Fox says they couldn't cover every news item in the time they had, so instead chose to cover news that was thought-provoking.

"I think Te Karere was the chink in the armour. Gradually the armour started coming apart. We had other programmes, we had Marae… then we moved on and did other Māori television… Mana magazine. All those things they started providing a Māori voice."

READ MORE: How Māori Language Week came to be in Aotearoa

Forty years since that first broadcast the technology has come a long way too.

"I started out when we had typewriters, for goodness' sakes. You're talking to me about this online stuff, that's pretty baffling for a simple country boy from Māhia," Fox jokes.

It's been so long the 40-year milestone almost went unnoticed.

Fox admits he was told by a friend of the anniversary and thought it was "amazing".

"Where did all those years go? I used to have black hair then."

Move to bilingualism?

And while he describes the show he started as a "trigger", Fox wants the show to develop the Māori voice further - and that doesn't just mean the language.

"Te Karere is iconic. I think there's only one Pākehā programme that's lasted as long as Te Karere and that's Country Calendar.

Fox believes more investment is needed in Māori media too.

"We missed out on generations of spend on broadcasting, which was spent only on Pākehā media. I kept saying it to people. They said, 'Oh well, you got some Māori radio stations, you don't need to have any more on our radio station.' I said, 'Look, your radio station is called Radio New Zealand - it's not called Radio Pākehā.
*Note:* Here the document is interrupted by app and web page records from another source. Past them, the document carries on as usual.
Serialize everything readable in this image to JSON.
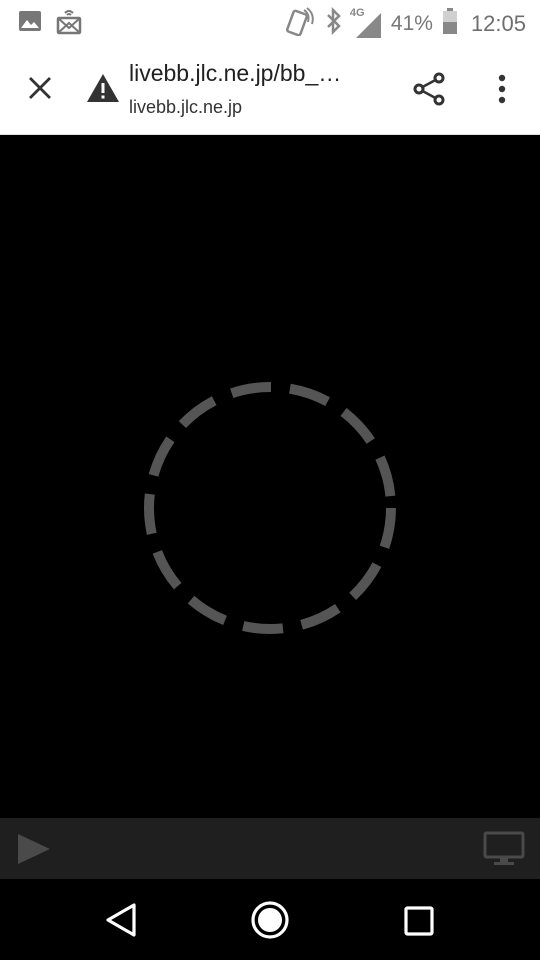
{
  "status_bar": {
    "left_icons": [
      "image-icon",
      "cast-icon"
    ],
    "right_icons": [
      "nfc-icon",
      "bluetooth-icon",
      "signal-4g-icon",
      "battery-icon"
    ],
    "network": "4G",
    "battery_percent": "41%",
    "time": "12:05"
  },
  "toolbar": {
    "close_icon": "close-icon",
    "security_icon": "warning-icon",
    "url_title": "livebb.jlc.ne.jp/bb_…",
    "url_domain": "livebb.jlc.ne.jp",
    "share_icon": "share-icon",
    "menu_icon": "more-vert-icon"
  },
  "video": {
    "state": "loading",
    "spinner_icon": "dashed-loading-spinner-icon",
    "spinner_color": "#555555"
  },
  "controls": {
    "play_icon": "play-icon",
    "screen_icon": "monitor-icon",
    "icon_color": "#4a4a4a",
    "background": "#1f1f1f"
  },
  "nav_bar": {
    "icons": [
      "back-icon",
      "home-icon",
      "recents-icon"
    ]
  },
  "colors": {
    "toolbar_bg": "#ffffff",
    "video_bg": "#000000",
    "text_primary": "#212121"
  }
}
"There needs to be a voice there."

Even in its early days, Te Karere never shied away from having Pākehā voices on.

"We would often go and get comment from someone who was clearly Pākehā but who spoke Māori," says Fox.

"There would be comments in the control room, 'Gee this fella knows Māori.' I said, 'Yeah, it's amazing eh? He hasn't got two heads or green ears or something like that.'

"It's not a life-threatening disease to understand the language."